* **TASK DESCRIPTION**
The records below must be copied in full; omit the images.

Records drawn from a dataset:
[Start of section]
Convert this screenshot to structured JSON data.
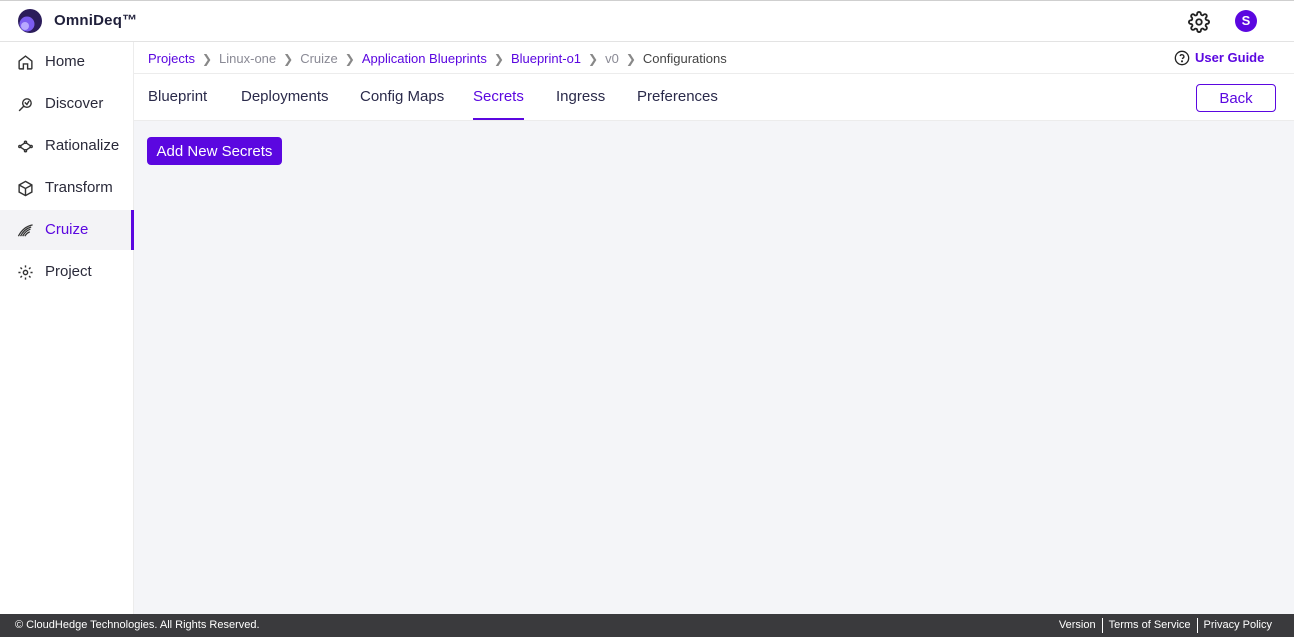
{
  "app": {
    "name": "OmniDeq™",
    "avatar_letter": "S",
    "accent_color": "#5b07e0"
  },
  "sidebar": {
    "items": [
      {
        "label": "Home",
        "icon": "home-icon"
      },
      {
        "label": "Discover",
        "icon": "discover-icon"
      },
      {
        "label": "Rationalize",
        "icon": "rationalize-icon"
      },
      {
        "label": "Transform",
        "icon": "cube-icon"
      },
      {
        "label": "Cruize",
        "icon": "cruize-icon",
        "active": true
      },
      {
        "label": "Project",
        "icon": "gear-icon"
      }
    ]
  },
  "breadcrumb": [
    "Projects",
    "Linux-one",
    "Cruize",
    "Application Blueprints",
    "Blueprint-o1",
    "v0",
    "Configurations"
  ],
  "user_guide": "User Guide",
  "tabs": [
    "Blueprint",
    "Deployments",
    "Config Maps",
    "Secrets",
    "Ingress",
    "Preferences"
  ],
  "active_tab": "Secrets",
  "back_label": "Back",
  "add_button_label": "Add New Secrets",
  "footer": {
    "copyright": "© CloudHedge Technologies. All Rights Reserved.",
    "links": [
      "Version",
      "Terms of Service",
      "Privacy Policy"
    ]
  }
}
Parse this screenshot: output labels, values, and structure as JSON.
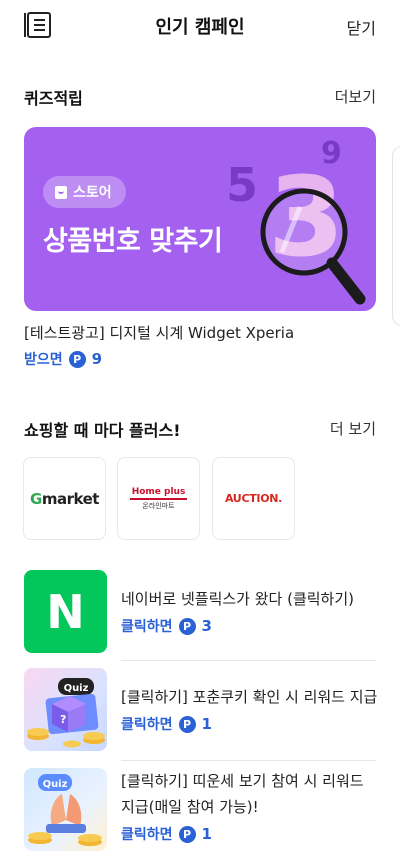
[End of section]
* **SOLVED PROBLEM**
Convert this screenshot to structured JSON data.
{
  "app": {
    "name": "OmniDeq™",
    "avatar_letter": "S",
    "accent_color": "#5b07e0"
  },
  "sidebar": {
    "items": [
      {
        "label": "Home",
        "icon": "home-icon"
      },
      {
        "label": "Discover",
        "icon": "discover-icon"
      },
      {
        "label": "Rationalize",
        "icon": "rationalize-icon"
      },
      {
        "label": "Transform",
        "icon": "cube-icon"
      },
      {
        "label": "Cruize",
        "icon": "cruize-icon",
        "active": true
      },
      {
        "label": "Project",
        "icon": "gear-icon"
      }
    ]
  },
  "breadcrumb": [
    "Projects",
    "Linux-one",
    "Cruize",
    "Application Blueprints",
    "Blueprint-o1",
    "v0",
    "Configurations"
  ],
  "user_guide": "User Guide",
  "tabs": [
    "Blueprint",
    "Deployments",
    "Config Maps",
    "Secrets",
    "Ingress",
    "Preferences"
  ],
  "active_tab": "Secrets",
  "back_label": "Back",
  "add_button_label": "Add New Secrets",
  "footer": {
    "copyright": "© CloudHedge Technologies. All Rights Reserved.",
    "links": [
      "Version",
      "Terms of Service",
      "Privacy Policy"
    ]
  }
}
Parse this screenshot: output labels, values, and structure as JSON.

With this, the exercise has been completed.